As part of the so-called Hainan satellite constellation system, the country will be launching six optical satellites, two hyperspectral satellites and two radar satellites allowing real-time watch over the waters and monitor key areas several times a day.
Sanya Institute of Remote Sensing director Yang Tianliang said authorities based in Hainan would be able to respond faster to emergencies by using the new system, making administration of the South China Sea more effective.
The satellite system will also allow China improve its exploration and development of the resource-rich waters, the report said.
“Each reef and island, as well as each vessel in the South China Sea, will be under the watch of the ‘space eyes’,” Yang was quoted as saying.
“The system will [reinforce] national sovereignty, protection of fisheries, and marine search and rescue.”
Due for completion by 2021, the programme is being executed by the Chinese Academy of Sciences.
The first phase will involve the launch of three optical satellites equipped with optical remote sensors, a ship identification system, and cameras that could monitor the water conditions, in the second half of next year.
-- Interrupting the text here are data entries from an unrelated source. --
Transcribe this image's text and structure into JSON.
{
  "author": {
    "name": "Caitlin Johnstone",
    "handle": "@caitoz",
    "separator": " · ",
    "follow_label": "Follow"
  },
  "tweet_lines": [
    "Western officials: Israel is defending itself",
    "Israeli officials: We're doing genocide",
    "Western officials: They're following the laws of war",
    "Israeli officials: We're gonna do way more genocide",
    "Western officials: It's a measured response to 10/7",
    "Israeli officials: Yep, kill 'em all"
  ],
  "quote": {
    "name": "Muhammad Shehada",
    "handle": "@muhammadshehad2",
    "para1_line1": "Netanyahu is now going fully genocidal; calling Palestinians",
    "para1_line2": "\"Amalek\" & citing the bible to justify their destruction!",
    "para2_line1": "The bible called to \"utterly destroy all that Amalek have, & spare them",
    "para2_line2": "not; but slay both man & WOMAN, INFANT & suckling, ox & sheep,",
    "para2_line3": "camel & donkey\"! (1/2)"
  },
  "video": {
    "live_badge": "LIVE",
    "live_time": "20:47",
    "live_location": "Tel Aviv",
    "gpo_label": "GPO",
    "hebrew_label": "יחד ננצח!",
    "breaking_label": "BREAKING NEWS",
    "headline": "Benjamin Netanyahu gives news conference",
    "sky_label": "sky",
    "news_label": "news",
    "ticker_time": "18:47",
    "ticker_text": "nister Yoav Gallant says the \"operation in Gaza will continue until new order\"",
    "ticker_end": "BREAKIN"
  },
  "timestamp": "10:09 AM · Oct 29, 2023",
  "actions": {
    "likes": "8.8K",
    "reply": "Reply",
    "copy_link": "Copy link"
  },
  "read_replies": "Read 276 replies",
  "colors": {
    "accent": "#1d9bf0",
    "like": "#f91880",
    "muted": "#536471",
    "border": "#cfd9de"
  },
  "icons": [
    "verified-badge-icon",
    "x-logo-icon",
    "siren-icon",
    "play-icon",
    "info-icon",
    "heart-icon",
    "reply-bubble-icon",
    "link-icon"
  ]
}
The cameras in the first batch of satellites are able to focus on large and mid-sized vessels.
When the programme was launched in December, Yang said the satellites would have a “seamless monitoring and receiving system” of tropical regions.
“This is will cover most of the Maritime Silk Road area.”
China is making competing claims with Taiwan, the Philippines, Malaysia, Vietnam and Brunei over control of the Spratly archipelago, where Beijing transformed organic reefs into artificial islands.
The man-made reefs are said to double-up as military facilities.
The South China Sea is widely considered a strategic area for the region and the world, given its position as a vital sea passage through which US$5.3 trillion worth of trade passes every year.
According to the United States Energy Information Administration, about a third of global crude oil and more than half of LNG trade traverses the South China Sea.
Aside from being a strategic sealane of communication, the passageway is also believed to have a wide deposit of proven and possible oil resources – a whopping 11 billion barrels’ worth.